This is clearly evident in the various markets around the world where patent law differs one context to the next, leaving the potential for a great number of infringement claims, suits, and ultimately, disruptions to business. The latest example is Microsoft and Motorola Mobility in Germany. Motorola Mobility has requested a court in Mannheim, Germany to halt the distribution of Microsoft's Xbox video-game system as well as its Windows 7 computer operating system as Motorola contends these products use a type of video streaming that Motorola owns. As a result, Microsoft is moving its logistics and distribution headquarters to a location in the Netherlands in large part due to the possibility of an unfavorable ruling in Germany.
Patent Disputes As Strategy
This development brings patent law to the forefront as well as the strategic use of various infringement processes by different companies to disrupt the operations of competitors. Claiming infringement by a company can slow them down, spur them to spend time and resources away from their main operations, distract their goals, change the product in question, or halt the product all together. This is being used at an increasing rate by tech companies particularly in the mobile phone sector.
Analysts contend that this also slows innovation from companies as the development of newer technologies is impeded by the patent restrictions and redesigning alternatives for them. Still further, the customers are the ones that miss out on the advancements in devices that do not reach the shelves or are slowed in production accounting for redesigns that may deliver lesser performance. If infringement is truly experienced, then this is necessary, but often this process is experienced with just the claim, before any infringement is proven.
The German Example
Patent law in Germany makes it easy for companies to stop the sale of a competitor's product often before the patent infringement is confirmed. Nokia, Samsung, and Apple are three other companies that have been involved with patent litigation in the country within the past two years. All of this activity brings to light the reality of the German judicial system and its current laws regarding patents.

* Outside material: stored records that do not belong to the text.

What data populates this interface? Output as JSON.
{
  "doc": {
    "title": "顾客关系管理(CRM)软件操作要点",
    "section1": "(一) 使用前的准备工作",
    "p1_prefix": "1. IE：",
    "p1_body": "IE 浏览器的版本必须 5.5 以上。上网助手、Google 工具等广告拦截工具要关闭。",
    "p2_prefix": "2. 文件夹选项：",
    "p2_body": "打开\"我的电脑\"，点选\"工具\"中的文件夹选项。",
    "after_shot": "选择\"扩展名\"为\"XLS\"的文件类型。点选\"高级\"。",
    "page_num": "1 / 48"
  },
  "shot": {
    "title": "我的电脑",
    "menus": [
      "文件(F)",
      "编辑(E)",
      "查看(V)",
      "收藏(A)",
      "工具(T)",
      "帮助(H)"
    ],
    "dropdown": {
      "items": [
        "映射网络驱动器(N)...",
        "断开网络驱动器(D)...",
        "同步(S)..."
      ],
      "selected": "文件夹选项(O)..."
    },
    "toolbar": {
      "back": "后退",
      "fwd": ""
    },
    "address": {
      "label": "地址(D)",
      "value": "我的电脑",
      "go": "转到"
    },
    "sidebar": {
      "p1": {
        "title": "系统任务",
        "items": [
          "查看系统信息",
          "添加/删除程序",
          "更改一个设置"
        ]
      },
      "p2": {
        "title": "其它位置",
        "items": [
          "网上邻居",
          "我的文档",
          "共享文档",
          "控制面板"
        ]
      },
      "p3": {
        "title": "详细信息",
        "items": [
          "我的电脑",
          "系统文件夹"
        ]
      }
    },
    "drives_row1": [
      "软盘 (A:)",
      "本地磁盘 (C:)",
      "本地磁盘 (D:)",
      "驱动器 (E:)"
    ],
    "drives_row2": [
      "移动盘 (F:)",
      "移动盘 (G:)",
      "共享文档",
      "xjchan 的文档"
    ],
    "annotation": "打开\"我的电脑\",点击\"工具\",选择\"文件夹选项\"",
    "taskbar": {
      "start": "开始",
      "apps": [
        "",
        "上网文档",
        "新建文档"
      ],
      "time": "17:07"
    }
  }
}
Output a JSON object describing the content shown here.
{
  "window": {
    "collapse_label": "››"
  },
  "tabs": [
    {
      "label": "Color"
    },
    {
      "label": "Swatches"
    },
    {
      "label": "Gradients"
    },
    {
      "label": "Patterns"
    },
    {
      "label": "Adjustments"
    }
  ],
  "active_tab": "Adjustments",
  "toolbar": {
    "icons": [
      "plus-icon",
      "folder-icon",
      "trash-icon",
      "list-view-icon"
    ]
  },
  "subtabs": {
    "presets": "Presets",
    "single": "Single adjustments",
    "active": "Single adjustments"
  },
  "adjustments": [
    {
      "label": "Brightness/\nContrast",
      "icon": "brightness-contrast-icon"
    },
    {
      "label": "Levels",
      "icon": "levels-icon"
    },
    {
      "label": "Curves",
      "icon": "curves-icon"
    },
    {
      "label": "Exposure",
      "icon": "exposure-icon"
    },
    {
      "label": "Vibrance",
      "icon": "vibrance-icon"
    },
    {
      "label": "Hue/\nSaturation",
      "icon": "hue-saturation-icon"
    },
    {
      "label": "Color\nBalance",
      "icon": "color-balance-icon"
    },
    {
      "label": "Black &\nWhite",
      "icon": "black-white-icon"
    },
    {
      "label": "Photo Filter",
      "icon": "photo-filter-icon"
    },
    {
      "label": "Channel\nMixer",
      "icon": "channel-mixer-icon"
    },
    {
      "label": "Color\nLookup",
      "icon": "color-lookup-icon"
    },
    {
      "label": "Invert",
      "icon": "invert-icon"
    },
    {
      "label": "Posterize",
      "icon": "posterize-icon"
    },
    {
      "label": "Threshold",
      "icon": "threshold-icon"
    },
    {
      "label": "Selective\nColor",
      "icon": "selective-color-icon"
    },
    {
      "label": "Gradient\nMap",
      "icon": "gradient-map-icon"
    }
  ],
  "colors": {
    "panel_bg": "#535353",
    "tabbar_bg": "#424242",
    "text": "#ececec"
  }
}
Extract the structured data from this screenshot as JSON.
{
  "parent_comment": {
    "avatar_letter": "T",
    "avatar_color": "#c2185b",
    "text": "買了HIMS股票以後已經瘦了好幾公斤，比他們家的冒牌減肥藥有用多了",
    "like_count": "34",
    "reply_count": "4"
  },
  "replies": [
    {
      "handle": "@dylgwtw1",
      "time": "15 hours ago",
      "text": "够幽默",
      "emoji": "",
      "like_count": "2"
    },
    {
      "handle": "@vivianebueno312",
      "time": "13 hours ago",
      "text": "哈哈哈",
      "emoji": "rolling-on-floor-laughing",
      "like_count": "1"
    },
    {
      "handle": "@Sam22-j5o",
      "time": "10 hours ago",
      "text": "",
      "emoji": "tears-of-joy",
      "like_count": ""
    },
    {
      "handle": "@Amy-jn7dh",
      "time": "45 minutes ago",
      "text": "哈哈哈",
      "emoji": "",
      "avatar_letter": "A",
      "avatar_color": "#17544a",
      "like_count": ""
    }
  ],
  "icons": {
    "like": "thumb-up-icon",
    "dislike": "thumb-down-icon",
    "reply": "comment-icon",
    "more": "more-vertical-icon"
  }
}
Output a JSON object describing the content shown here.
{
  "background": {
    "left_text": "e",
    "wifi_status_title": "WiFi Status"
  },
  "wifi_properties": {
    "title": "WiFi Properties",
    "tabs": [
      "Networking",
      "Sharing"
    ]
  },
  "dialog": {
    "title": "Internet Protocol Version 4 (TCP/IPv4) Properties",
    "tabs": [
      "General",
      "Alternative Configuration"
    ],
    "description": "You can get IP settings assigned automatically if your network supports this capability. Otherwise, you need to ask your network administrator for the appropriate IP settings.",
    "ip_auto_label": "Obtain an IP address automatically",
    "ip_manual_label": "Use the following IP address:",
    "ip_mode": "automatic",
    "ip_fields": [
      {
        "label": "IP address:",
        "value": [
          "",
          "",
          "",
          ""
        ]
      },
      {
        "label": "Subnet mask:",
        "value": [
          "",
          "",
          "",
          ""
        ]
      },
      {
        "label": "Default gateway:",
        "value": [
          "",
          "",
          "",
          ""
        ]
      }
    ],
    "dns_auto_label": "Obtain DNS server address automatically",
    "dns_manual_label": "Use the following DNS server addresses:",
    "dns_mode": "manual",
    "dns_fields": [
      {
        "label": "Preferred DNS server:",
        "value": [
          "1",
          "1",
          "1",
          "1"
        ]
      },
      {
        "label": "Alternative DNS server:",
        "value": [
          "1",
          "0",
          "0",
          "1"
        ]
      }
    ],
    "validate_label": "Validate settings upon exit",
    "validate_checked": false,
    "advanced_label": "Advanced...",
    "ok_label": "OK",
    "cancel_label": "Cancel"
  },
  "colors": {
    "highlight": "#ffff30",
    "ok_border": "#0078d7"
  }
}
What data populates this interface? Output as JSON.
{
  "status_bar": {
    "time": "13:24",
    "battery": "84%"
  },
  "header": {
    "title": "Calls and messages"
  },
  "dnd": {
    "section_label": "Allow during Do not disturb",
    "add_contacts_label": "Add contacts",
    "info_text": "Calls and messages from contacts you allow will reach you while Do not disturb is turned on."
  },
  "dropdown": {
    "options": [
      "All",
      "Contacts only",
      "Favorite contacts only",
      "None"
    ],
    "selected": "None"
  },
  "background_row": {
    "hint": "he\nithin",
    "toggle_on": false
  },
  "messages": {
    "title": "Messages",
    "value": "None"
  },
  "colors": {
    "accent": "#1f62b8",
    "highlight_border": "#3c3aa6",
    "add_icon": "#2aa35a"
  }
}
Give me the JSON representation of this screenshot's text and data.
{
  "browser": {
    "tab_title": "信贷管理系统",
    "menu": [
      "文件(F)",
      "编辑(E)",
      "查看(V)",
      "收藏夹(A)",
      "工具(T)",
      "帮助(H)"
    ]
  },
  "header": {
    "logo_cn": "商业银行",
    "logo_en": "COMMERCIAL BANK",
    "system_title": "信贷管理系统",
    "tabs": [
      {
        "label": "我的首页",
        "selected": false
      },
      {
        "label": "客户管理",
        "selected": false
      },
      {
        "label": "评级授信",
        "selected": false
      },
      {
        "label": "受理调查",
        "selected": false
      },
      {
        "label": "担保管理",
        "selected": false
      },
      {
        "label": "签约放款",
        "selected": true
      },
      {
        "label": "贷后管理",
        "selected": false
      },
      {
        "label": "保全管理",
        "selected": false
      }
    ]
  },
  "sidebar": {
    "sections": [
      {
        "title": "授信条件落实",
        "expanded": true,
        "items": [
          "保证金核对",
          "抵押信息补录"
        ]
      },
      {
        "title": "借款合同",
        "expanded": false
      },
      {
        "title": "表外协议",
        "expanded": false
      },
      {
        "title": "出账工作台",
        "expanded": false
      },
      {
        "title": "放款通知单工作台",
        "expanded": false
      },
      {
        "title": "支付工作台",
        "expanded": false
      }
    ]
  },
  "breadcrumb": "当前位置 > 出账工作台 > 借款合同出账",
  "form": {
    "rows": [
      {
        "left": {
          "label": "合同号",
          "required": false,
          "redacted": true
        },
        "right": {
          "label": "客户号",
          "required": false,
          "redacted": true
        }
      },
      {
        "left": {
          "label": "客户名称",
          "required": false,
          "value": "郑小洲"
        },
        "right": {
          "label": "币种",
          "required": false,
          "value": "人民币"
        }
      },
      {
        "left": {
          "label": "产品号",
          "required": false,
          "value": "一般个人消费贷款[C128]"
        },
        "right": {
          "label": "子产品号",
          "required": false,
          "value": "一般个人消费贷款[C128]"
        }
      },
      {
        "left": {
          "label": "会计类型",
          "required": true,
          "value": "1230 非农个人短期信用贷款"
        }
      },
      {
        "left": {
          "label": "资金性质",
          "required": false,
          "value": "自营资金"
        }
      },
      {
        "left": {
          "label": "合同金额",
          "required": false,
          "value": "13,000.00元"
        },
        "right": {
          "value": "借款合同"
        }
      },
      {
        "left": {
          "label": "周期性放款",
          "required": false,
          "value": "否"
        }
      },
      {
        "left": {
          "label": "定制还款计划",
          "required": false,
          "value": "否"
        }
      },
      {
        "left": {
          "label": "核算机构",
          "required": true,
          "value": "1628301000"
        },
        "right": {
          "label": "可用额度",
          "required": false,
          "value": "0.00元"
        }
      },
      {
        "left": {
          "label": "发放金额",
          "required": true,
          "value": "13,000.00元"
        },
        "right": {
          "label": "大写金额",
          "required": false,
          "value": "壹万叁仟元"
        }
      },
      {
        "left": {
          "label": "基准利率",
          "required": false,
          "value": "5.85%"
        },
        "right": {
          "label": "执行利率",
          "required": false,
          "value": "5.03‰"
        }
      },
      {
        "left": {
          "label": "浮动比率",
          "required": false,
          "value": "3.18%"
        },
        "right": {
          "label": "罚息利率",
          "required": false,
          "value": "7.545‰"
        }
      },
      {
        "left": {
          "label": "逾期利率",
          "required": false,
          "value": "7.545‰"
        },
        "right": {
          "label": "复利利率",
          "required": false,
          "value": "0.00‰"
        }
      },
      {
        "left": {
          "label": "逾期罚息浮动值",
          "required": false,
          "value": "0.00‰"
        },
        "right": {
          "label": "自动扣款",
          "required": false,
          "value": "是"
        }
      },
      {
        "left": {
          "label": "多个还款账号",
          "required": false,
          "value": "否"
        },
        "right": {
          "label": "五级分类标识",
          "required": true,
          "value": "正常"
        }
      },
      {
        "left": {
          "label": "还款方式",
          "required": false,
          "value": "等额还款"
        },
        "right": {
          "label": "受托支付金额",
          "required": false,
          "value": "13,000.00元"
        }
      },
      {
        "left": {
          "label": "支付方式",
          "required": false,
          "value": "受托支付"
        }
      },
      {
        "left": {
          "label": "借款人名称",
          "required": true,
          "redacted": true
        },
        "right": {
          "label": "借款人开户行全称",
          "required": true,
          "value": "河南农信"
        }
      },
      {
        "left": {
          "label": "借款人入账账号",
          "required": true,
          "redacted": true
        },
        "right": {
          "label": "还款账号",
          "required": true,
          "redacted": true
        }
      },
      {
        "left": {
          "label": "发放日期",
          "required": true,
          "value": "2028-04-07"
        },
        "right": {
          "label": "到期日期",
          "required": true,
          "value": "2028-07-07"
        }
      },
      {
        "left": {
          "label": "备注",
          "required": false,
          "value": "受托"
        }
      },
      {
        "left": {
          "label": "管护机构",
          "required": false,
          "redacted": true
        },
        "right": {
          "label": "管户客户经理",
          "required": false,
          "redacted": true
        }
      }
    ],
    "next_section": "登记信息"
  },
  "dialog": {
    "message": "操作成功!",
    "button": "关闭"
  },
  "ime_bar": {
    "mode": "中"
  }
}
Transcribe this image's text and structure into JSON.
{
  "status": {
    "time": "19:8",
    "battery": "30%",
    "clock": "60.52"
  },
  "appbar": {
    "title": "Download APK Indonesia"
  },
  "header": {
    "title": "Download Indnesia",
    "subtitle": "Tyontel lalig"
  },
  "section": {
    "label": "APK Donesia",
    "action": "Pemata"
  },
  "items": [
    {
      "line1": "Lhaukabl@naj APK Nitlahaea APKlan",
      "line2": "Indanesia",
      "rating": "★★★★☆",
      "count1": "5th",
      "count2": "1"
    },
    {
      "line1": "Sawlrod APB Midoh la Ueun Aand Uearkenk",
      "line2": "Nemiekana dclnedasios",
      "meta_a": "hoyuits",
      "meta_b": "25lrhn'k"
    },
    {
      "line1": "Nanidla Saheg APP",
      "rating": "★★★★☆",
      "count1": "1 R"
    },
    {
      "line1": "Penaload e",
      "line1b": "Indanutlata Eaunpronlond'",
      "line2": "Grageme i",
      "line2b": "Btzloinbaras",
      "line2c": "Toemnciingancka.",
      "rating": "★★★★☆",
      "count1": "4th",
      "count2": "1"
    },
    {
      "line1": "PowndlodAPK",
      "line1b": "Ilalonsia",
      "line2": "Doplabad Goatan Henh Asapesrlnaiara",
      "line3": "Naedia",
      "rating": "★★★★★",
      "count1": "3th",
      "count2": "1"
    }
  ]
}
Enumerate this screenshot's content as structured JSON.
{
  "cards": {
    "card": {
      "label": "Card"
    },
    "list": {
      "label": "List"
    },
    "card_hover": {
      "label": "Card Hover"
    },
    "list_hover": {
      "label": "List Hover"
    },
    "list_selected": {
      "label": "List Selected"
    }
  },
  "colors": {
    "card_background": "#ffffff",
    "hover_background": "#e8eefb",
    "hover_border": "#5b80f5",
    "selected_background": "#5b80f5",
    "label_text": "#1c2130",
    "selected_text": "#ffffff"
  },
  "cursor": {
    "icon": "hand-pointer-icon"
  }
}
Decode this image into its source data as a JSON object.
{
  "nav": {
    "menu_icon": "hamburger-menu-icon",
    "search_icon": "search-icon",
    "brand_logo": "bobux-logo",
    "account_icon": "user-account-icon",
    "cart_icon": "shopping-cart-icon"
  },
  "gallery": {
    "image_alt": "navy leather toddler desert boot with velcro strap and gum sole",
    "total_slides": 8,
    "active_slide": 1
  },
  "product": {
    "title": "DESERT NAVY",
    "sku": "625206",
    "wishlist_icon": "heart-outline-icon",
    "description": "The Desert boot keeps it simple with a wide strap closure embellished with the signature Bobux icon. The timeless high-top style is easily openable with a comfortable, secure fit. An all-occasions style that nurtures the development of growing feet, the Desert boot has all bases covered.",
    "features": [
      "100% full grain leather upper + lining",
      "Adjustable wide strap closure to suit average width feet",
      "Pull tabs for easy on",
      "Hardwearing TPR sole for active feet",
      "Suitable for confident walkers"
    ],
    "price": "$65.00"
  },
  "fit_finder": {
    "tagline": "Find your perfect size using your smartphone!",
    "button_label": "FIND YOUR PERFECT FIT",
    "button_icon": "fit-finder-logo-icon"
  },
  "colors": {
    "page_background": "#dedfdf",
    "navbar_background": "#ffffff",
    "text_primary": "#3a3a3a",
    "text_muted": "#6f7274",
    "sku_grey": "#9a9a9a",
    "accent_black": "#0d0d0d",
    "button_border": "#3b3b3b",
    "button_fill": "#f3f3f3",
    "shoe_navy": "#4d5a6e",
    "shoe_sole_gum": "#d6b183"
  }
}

Businesses across sectors from SEO companies working to bring clients' page rankings higher and using integrated marketing software to technology companies manufacturing their new innovative products, need to analyze and understand how these laws impact their operations. Companies with operations in Germany or that are expanding into this market need to assess their patent vulnerability and take steps to make any necessary product changes on their own terms.